I recently reconnected with some friends in the collegiate recovery community, and I’ve been thinking a lot this weekend about a young man I met, only by phone, when I was freelancing for a magazine called Recovery Campus. As he told me his story—how he smoked marijuana at 13 just to see what it was like and his drug use escalated over time until he wrecked his academic career and almost died—it was all I could do to keep asking questions because what I really wanted to do was cry. It was just so heartbreaking. I found myself thinking of his mother. If I had been the mother of that 13-year-old boy, embarking on a dangerous path, I would’ve had no idea that I needed to be concerned.
Why? Because he didn’t show any of the typical “movie of the week” signs of drug use. He wasn’t a loner or an outcast. He wasn’t bullied. He didn’t hate his family. He loved them very much. Not only did he love his parents, but he liked them. He enjoyed their company. He had an older brother that he looked up to. He played sports and was popular in school. But he heard his brother’s friends talk about how great marijuana made them feel, and he wanted to try it. Unfortunately, his particular brain chemistry—and we’re all different—was such that he couldn’t stop there. He told me he was lying on the floor, beaten by a drug dealer, when he realized he had no friends left and nobody to call for help—except his mother. He called. She came. He heard about the collegiate recovery program at his dream university and turned his life around. It didn’t happen overnight. It was a challenging journey. But he made it. He's still making it and always will be—just like the rest of us. We all have our demons to fight, our journeys to make, and it's a lifelong process.
As we talked on the phone, and he politely (yes ma’am, no ma’am) told me his story, I was so shaken by it that I called my mother when the interview was over. To think that such a kind and thoughtful human being could’ve been lost and almost was. I listened to many recovery stories back then, but this one stayed with me. It just made me realize how fragile we are—and how resilient. Once we go so far down the wrong path, surely there’s no turning back? But no. We can always turn around and right ourselves with God’s help.
My publisher recently sent me a questionnaire about my second book, and one of the questions was something like, “What do you hope readers will take away from your story?” I listed several things, but the last and most important to me was, “that the hardest person to forgive is always yourself.”
Some amazing young people in recovery taught me that.
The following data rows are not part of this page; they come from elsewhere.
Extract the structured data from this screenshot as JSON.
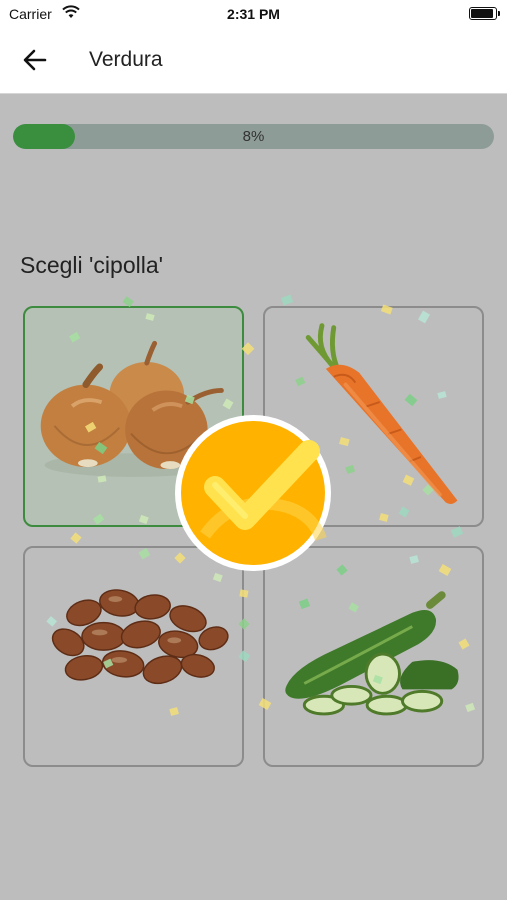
{
  "status_bar": {
    "carrier": "Carrier",
    "time": "2:31 PM",
    "battery_level": 0.95
  },
  "app_bar": {
    "title": "Verdura"
  },
  "progress": {
    "value": 0.08,
    "label": "8%"
  },
  "question": {
    "text": "Scegli 'cipolla'"
  },
  "options": [
    {
      "item": "cipolla",
      "image": "onions",
      "selected": true
    },
    {
      "item": "carota",
      "image": "carrot",
      "selected": false
    },
    {
      "item": "fave",
      "image": "fava-beans",
      "selected": false
    },
    {
      "item": "zucchina",
      "image": "zucchini",
      "selected": false
    }
  ],
  "feedback": {
    "icon": "checkmark-icon",
    "state": "correct"
  },
  "colors": {
    "progress_fill": "#3a8f3f",
    "progress_track": "#8e9c98",
    "selected_border": "#3d8b3f",
    "badge": "#ffb300",
    "check": "#ffe24d"
  }
}
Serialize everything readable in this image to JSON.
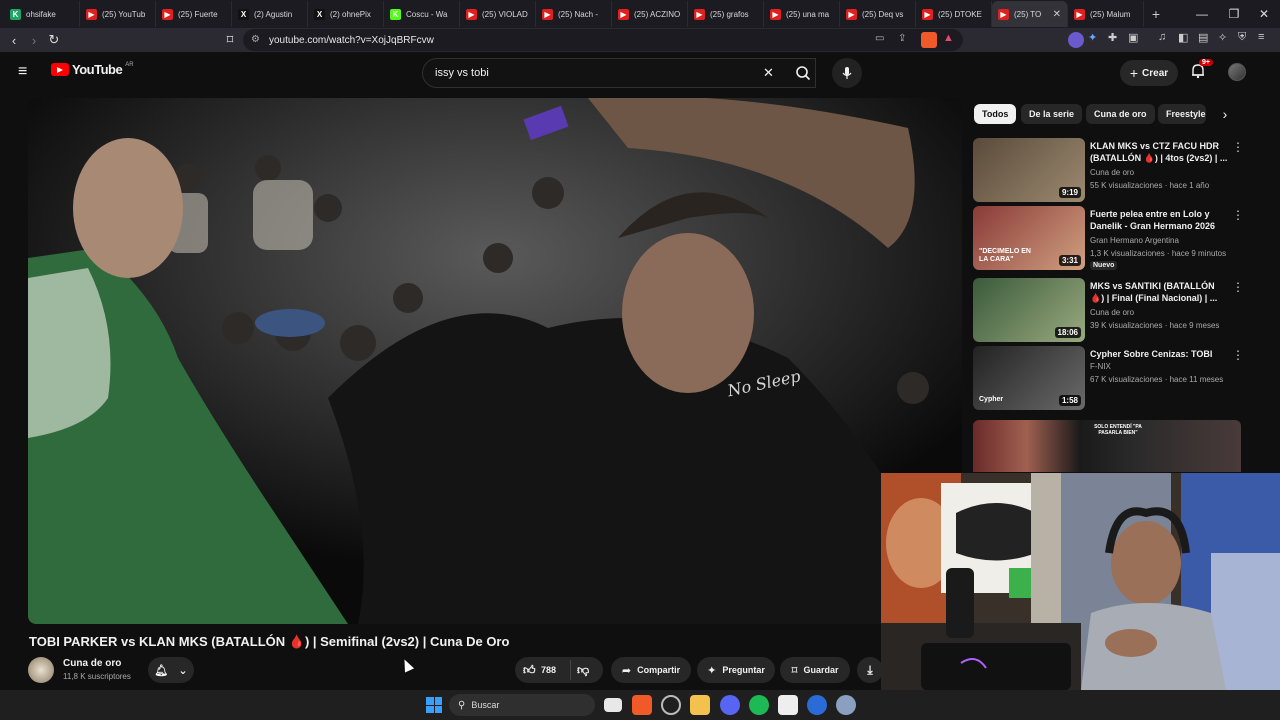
{
  "browser": {
    "tabs": [
      {
        "label": "ohsifake",
        "color": "#1fa463",
        "glyph": "K"
      },
      {
        "label": "(25) YouTub",
        "color": "#e01f1f",
        "glyph": "▶"
      },
      {
        "label": "(25) Fuerte",
        "color": "#e01f1f",
        "glyph": "▶"
      },
      {
        "label": "(2) Agustin",
        "color": "#111111",
        "glyph": "X"
      },
      {
        "label": "(2) ohnePix",
        "color": "#111111",
        "glyph": "X"
      },
      {
        "label": "Coscu - Wa",
        "color": "#53fc18",
        "glyph": "K"
      },
      {
        "label": "(25) VIOLAD",
        "color": "#e01f1f",
        "glyph": "▶"
      },
      {
        "label": "(25) Nach -",
        "color": "#e01f1f",
        "glyph": "▶"
      },
      {
        "label": "(25) ACZINO",
        "color": "#e01f1f",
        "glyph": "▶"
      },
      {
        "label": "(25) grafos",
        "color": "#e01f1f",
        "glyph": "▶"
      },
      {
        "label": "(25) una ma",
        "color": "#e01f1f",
        "glyph": "▶"
      },
      {
        "label": "(25) Deq vs",
        "color": "#e01f1f",
        "glyph": "▶"
      },
      {
        "label": "(25) DTOKE",
        "color": "#e01f1f",
        "glyph": "▶"
      },
      {
        "label": "(25) TO",
        "color": "#e01f1f",
        "glyph": "▶",
        "active": true
      },
      {
        "label": "(25) Malum",
        "color": "#e01f1f",
        "glyph": "▶"
      }
    ],
    "url": "youtube.com/watch?v=XojJqBRFcvw"
  },
  "youtube": {
    "logo_text": "YouTube",
    "region": "AR",
    "search_value": "issy vs tobi",
    "create_label": "Crear",
    "notif_badge": "9+",
    "video_title": "TOBI PARKER vs KLAN MKS (BATALLÓN 🩸) | Semifinal (2vs2) | Cuna De Oro",
    "channel_name": "Cuna de oro",
    "channel_subs": "11,8 K suscriptores",
    "like_count": "788",
    "share_label": "Compartir",
    "ask_label": "Preguntar",
    "save_label": "Guardar",
    "chips": [
      "Todos",
      "De la serie",
      "Cuna de oro",
      "Freestyle"
    ],
    "recommendations": [
      {
        "title": "KLAN MKS vs CTZ FACU HDR (BATALLÓN 🩸) | 4tos (2vs2) | ...",
        "channel": "Cuna de oro",
        "meta": "55 K visualizaciones · hace 1 año",
        "duration": "9:19",
        "colors": [
          "#5a4a3a",
          "#9c8a70"
        ]
      },
      {
        "title": "Fuerte pelea entre en Lolo y Danelik - Gran Hermano 2026",
        "channel": "Gran Hermano Argentina",
        "meta": "1,3 K visualizaciones · hace 9 minutos",
        "duration": "3:31",
        "badge": "Nuevo",
        "caption": "\"DECIMELO EN LA CARA\"",
        "colors": [
          "#8a3a38",
          "#d0a080"
        ]
      },
      {
        "title": "MKS vs SANTIKI (BATALLÓN 🩸) | Final (Final Nacional) | ...",
        "channel": "Cuna de oro",
        "meta": "39 K visualizaciones · hace 9 meses",
        "duration": "18:06",
        "colors": [
          "#3a5a3a",
          "#9aaa80"
        ]
      },
      {
        "title": "Cypher Sobre Cenizas: TOBI",
        "channel": "F-NIX",
        "meta": "67 K visualizaciones · hace 11 meses",
        "duration": "1:58",
        "caption": "Cypher",
        "colors": [
          "#222222",
          "#6a6a6a"
        ]
      }
    ],
    "partial_thumb_text": "SOLO ENTENDÍ \"PA PASARLA BIEN\""
  },
  "taskbar": {
    "search_placeholder": "Buscar"
  },
  "colors": {
    "accent": "#ff0000",
    "background": "#0f0f0f",
    "chip": "#272727"
  }
}
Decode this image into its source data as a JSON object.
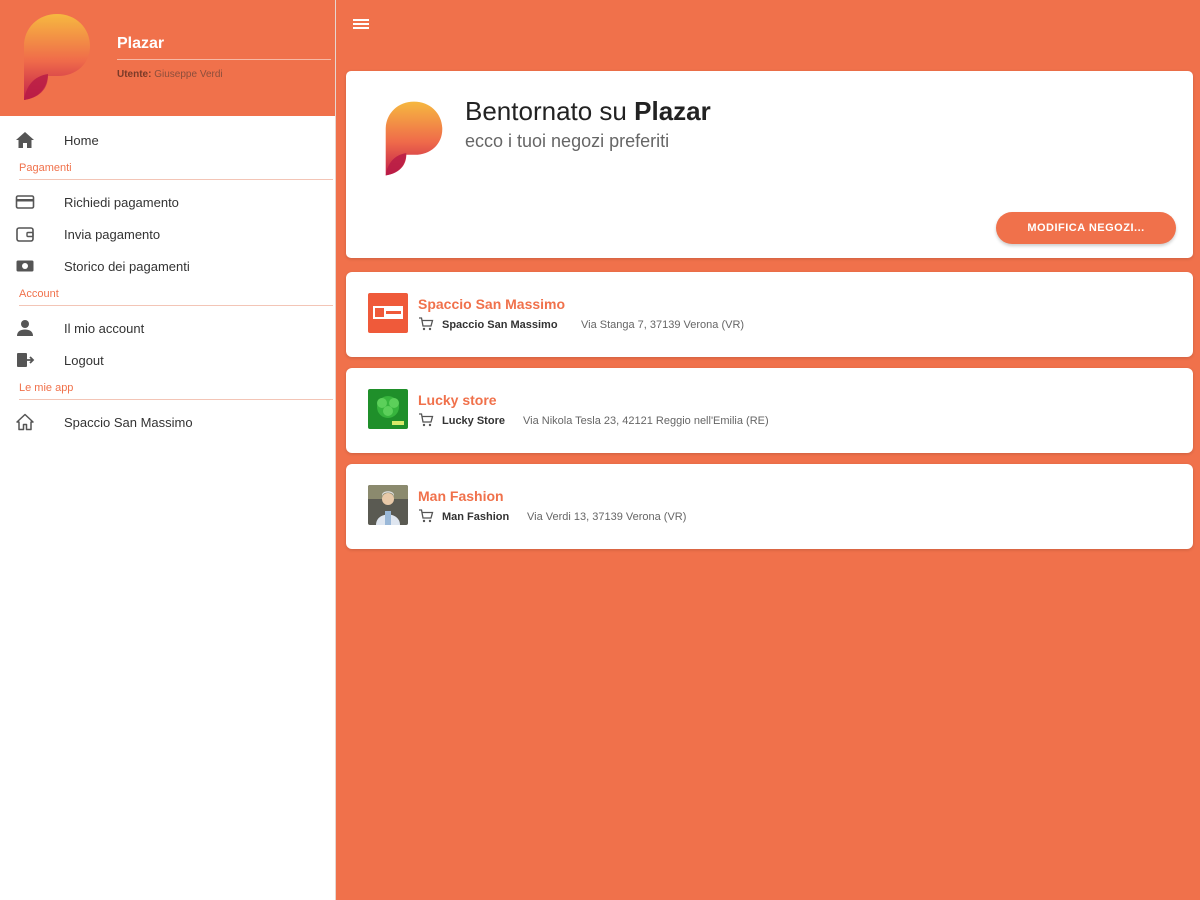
{
  "app": {
    "name": "Plazar"
  },
  "colors": {
    "accent": "#f0714b",
    "logo_top": "#f6b840",
    "logo_bottom": "#c2204a"
  },
  "sidebar": {
    "title": "Plazar",
    "user_label": "Utente:",
    "user_name": "Giuseppe Verdi",
    "home": {
      "label": "Home",
      "icon": "home-icon"
    },
    "sections": [
      {
        "label": "Pagamenti",
        "items": [
          {
            "label": "Richiedi pagamento",
            "icon": "credit-card-icon"
          },
          {
            "label": "Invia pagamento",
            "icon": "wallet-icon"
          },
          {
            "label": "Storico dei pagamenti",
            "icon": "money-icon"
          }
        ]
      },
      {
        "label": "Account",
        "items": [
          {
            "label": "Il mio account",
            "icon": "user-icon"
          },
          {
            "label": "Logout",
            "icon": "logout-icon"
          }
        ]
      },
      {
        "label": "Le mie app",
        "items": [
          {
            "label": "Spaccio San Massimo",
            "icon": "home-outline-icon"
          }
        ]
      }
    ]
  },
  "topbar": {
    "menu_icon": "hamburger-icon"
  },
  "welcome": {
    "title_prefix": "Bentornato su",
    "title_brand": "Plazar",
    "subtitle": "ecco i tuoi negozi preferiti",
    "button_label": "MODIFICA NEGOZI..."
  },
  "stores": [
    {
      "name": "Spaccio San Massimo",
      "shop": "Spaccio San Massimo",
      "address": "Via Stanga 7, 37139 Verona (VR)"
    },
    {
      "name": "Lucky store",
      "shop": "Lucky Store",
      "address": "Via Nikola Tesla 23, 42121 Reggio nell'Emilia (RE)"
    },
    {
      "name": "Man Fashion",
      "shop": "Man Fashion",
      "address": "Via Verdi 13, 37139 Verona (VR)"
    }
  ]
}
If you or your friends have young adults in your life who have had their academic careers derailed by addiction, there’s a compassionate community of amazing people out there just waiting to help. Go to collegiaterecovery.org to connect with the Association for Recovery in Higher Education.
[Image by Chance Agrella @ freerangestock.com]